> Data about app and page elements
━━━━━━━━━━━━━━━━

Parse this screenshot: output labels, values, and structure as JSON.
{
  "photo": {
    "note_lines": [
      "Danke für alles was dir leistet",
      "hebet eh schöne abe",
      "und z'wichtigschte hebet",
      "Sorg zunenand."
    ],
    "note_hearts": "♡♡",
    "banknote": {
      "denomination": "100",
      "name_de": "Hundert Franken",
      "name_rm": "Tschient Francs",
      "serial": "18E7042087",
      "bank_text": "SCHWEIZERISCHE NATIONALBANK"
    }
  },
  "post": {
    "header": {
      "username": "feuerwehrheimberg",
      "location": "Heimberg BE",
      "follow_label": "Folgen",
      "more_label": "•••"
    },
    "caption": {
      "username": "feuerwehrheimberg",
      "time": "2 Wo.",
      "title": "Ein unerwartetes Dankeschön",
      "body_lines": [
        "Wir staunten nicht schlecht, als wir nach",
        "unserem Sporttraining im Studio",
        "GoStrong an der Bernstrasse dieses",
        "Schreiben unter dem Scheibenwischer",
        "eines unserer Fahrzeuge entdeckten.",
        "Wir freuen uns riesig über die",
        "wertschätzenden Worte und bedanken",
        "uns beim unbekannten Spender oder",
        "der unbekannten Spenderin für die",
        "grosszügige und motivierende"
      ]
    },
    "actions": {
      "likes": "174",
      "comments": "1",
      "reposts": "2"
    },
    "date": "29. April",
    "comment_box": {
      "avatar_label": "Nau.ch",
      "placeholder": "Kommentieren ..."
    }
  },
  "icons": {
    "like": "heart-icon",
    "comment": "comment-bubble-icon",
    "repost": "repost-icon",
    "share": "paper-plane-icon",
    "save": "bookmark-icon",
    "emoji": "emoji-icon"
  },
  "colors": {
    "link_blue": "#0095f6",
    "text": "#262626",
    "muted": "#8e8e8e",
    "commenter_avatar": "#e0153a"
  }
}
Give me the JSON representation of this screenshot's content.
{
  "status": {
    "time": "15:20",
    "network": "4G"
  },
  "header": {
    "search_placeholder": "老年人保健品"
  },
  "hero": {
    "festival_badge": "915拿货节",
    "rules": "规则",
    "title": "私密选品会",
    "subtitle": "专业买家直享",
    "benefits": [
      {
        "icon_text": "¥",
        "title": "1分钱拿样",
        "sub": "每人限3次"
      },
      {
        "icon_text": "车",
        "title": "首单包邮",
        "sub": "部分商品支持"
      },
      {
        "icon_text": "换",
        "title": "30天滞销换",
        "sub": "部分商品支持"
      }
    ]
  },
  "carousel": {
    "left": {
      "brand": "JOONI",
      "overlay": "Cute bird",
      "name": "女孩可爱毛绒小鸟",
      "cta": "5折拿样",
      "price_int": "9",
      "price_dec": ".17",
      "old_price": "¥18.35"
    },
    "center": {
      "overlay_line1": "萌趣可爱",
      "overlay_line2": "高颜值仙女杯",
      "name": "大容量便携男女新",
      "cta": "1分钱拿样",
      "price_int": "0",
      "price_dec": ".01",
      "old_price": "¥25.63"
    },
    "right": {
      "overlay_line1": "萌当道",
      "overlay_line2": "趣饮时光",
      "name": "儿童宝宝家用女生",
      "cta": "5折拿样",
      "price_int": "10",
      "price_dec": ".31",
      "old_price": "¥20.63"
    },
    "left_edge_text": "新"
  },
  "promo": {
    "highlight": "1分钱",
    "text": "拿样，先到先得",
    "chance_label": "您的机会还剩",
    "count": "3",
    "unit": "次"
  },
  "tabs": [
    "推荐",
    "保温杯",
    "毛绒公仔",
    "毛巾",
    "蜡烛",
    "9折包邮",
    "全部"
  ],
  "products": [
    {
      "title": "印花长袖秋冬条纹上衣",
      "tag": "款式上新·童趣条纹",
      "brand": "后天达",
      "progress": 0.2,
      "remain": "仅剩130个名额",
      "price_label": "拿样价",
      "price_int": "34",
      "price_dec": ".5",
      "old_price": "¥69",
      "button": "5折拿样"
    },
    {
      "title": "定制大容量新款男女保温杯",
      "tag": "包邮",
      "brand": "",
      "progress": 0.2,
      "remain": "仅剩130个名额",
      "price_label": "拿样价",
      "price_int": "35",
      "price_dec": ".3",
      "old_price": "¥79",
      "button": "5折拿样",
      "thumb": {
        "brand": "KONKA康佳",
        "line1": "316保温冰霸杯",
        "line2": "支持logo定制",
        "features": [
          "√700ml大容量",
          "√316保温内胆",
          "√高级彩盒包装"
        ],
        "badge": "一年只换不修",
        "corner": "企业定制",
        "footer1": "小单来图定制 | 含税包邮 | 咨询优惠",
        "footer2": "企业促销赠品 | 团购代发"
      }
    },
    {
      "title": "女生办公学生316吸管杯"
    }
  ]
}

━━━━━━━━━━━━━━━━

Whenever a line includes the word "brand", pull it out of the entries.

> SOLVED PROBLEM
      "brand": "JOONI",
      "brand": "后天达",
      "brand": "",
        "brand": "KONKA康佳",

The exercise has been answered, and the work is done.